  • Can't handle a specific field mapping? Migrate Extras provides field handlers for tons of contrib Field types and other data (like Privatemsg messages). It's still being tidied up, and many fields don't have proper mappings yet, but you can usually hack something together to get a migration working for things like the Phone fields and other structured fields. In my case, (with the help of joelstein), I used a 'JeffFieldHandler' that extended MigrateFieldHandler, for fields of type 'link_field', 'phone_number', and 'addressfield' (since those three field types have similar data structures).
  • Use the UI for a quick reference: Keep checking in with the UI to quickly view Migrate messages and warnings, and click on a migration name to view field mapping data (especially handy for seeing which fields you haven't mapped yet, or extra fields you should specify as unneeded).
  • Use drush for everything else: Drush is powerful... and Drush and Migrate are powerful when you're migrating. Here's a handy reference of Migrate Drush commands (a little out of date as of this writing).

Migration Speed/Performance Optimizations

Migration is a very demanding process on any system, as MySQL and PHP are typically doing a lot of things. Migration can be especially slow if your environment is not configured very well. One small change, tweaking the amount of memory (memory_limit) available to php-cli (from 256 MB to 1 GB), reduced the Migrate time by about 25%, because memory limits were hit less often.

Additionally, you may want to tweak my.cnf to disable some InnoDB row logging and caching during the migration, in order to speed up inserts. (Have a look-see at MySQL's InnoDB Performance Tuning tips).

Finally, if you can possibly do migration processes (especially one large batch import, like I did at the end for flockNote) on a super-fast machine with an SSD, and then push the database to your live server, that's a good way to avoid a super-long migration process. What took about 4 hours on my MacBook Pro with a 6G SSD (which has very fast seek/write times) took about 8-10 hours on our production server (because of it's measly little RAID array with spinning disks). It was a lot faster doing the import on my Mac, then uploading the gzipped sql dump to the server (using drush sql-sync).

Feeds vs. Migrate
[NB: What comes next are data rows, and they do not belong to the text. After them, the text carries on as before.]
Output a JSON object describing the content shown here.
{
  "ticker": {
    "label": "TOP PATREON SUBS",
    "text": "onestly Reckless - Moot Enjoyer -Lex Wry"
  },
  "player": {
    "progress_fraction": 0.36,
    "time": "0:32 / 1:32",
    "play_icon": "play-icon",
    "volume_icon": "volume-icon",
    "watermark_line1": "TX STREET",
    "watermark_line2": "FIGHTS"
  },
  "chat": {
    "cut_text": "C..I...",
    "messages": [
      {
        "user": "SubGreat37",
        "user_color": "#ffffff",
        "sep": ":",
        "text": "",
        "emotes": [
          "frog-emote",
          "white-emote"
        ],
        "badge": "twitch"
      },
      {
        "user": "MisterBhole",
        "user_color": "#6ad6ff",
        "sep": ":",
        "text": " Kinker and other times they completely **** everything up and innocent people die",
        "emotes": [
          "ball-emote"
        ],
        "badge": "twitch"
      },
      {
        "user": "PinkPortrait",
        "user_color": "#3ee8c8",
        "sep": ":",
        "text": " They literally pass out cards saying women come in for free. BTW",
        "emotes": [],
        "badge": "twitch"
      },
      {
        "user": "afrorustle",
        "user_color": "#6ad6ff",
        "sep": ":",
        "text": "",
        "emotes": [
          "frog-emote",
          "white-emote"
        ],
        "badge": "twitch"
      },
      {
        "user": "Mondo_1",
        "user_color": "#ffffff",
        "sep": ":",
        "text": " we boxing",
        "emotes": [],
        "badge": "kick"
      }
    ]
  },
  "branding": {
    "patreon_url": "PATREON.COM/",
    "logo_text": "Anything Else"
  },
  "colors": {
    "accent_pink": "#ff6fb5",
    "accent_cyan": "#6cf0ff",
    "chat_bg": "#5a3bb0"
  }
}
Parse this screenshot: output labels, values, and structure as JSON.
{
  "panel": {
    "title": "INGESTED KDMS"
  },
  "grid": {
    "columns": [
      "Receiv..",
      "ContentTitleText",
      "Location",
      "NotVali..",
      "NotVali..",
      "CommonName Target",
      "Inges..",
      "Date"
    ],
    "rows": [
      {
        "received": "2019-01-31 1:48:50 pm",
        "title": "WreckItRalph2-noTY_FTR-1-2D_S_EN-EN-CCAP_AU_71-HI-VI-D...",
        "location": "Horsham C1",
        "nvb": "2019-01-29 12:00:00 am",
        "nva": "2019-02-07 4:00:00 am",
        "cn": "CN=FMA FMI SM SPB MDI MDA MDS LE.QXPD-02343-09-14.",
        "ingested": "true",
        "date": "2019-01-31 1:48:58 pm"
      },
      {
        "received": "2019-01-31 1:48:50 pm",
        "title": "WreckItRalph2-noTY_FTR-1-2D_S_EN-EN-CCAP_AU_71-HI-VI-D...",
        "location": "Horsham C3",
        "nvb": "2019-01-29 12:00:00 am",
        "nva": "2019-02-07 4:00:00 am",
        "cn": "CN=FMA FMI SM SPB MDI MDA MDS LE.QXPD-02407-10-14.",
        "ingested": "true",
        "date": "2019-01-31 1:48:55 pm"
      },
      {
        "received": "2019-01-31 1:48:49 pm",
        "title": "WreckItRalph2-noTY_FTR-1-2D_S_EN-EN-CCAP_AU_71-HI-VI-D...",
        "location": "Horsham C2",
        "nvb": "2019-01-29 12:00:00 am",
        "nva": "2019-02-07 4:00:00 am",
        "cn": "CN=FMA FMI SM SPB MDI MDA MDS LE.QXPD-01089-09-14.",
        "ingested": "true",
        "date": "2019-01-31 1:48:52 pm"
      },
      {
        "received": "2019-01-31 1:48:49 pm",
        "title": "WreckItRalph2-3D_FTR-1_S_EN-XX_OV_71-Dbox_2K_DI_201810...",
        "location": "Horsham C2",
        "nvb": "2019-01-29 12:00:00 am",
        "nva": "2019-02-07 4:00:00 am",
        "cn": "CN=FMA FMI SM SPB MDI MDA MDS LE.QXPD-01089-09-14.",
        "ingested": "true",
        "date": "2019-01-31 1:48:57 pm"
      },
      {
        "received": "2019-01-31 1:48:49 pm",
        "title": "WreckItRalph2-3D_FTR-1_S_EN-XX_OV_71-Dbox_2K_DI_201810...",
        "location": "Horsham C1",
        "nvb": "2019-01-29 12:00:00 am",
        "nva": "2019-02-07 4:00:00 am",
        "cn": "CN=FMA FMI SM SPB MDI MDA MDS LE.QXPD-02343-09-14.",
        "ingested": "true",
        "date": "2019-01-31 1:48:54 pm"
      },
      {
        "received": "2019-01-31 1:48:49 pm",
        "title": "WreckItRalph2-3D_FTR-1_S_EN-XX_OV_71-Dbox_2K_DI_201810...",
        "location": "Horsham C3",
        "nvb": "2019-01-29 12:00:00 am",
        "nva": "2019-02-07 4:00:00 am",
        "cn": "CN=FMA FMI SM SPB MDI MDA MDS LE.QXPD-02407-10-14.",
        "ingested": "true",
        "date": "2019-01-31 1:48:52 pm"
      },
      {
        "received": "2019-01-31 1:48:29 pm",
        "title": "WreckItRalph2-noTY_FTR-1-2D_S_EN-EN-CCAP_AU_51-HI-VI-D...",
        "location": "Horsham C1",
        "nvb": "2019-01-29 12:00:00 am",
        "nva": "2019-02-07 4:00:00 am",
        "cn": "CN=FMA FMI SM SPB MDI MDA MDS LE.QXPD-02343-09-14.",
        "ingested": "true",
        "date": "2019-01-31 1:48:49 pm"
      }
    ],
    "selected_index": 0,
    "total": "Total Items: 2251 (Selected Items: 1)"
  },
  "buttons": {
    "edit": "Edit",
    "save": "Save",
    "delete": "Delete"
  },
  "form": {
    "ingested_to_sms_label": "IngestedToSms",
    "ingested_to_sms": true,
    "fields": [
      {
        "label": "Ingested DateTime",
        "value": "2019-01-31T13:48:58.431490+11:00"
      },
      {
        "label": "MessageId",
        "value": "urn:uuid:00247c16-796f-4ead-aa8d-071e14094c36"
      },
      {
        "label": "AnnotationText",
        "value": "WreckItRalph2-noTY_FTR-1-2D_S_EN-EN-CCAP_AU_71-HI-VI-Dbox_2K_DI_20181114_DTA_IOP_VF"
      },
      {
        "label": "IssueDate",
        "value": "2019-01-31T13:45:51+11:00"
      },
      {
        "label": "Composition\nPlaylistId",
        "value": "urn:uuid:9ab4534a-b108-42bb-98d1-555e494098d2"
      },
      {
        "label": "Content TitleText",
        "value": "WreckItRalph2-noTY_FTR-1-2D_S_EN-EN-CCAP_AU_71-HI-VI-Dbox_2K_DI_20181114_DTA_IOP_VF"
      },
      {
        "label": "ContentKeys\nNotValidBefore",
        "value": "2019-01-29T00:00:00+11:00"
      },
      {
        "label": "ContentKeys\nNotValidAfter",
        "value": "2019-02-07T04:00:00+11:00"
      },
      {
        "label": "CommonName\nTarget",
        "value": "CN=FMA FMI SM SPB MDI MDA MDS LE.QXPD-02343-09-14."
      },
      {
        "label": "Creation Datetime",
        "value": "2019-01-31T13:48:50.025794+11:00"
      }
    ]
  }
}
A lot of people seem to think that Feeds and Migrate are opposed to each other, but I beg to differ. On one site, I'm actually using both at the same time for different purposes. Migrate is used to import a continuously changing dataset for an organizational directory for an old MSSQL database, and Feeds is used to aggregate RSS feeds from some other sites into the site.

Feeds can be used for content import/migration, but in my opinion, it's better suited for smaller/simpler migrations, or continuous migration (updating content from RSS feeds, XML files, etc.), whereas Migrate is built more for large (or insanely large) content or data migrations from old sites to new sites, or from entirely different schemas, with minimal hassle and maximum speed.

The truth is, Feeds was built as a way to import 'feeds'—XML, RSS, ATOM, etc.—and that's what it does best. Migrate was built to move legacy content into Drupal... and that's what it does best. I'm not one to try stretching one module into every use case I can find. Just use the right module for the job :-)

I hope to write up a case study for drupal.org regarding flockNote soon (there are a lot of great things to show!)... just need more time for writing!

Comments

There was also a session on drupalcon about the migrate module.
http://london2011.drupal.org/conference/sessions/data-migration-drupal
Thanks for the nice write-up.

Thanks for the writeup, Jeff.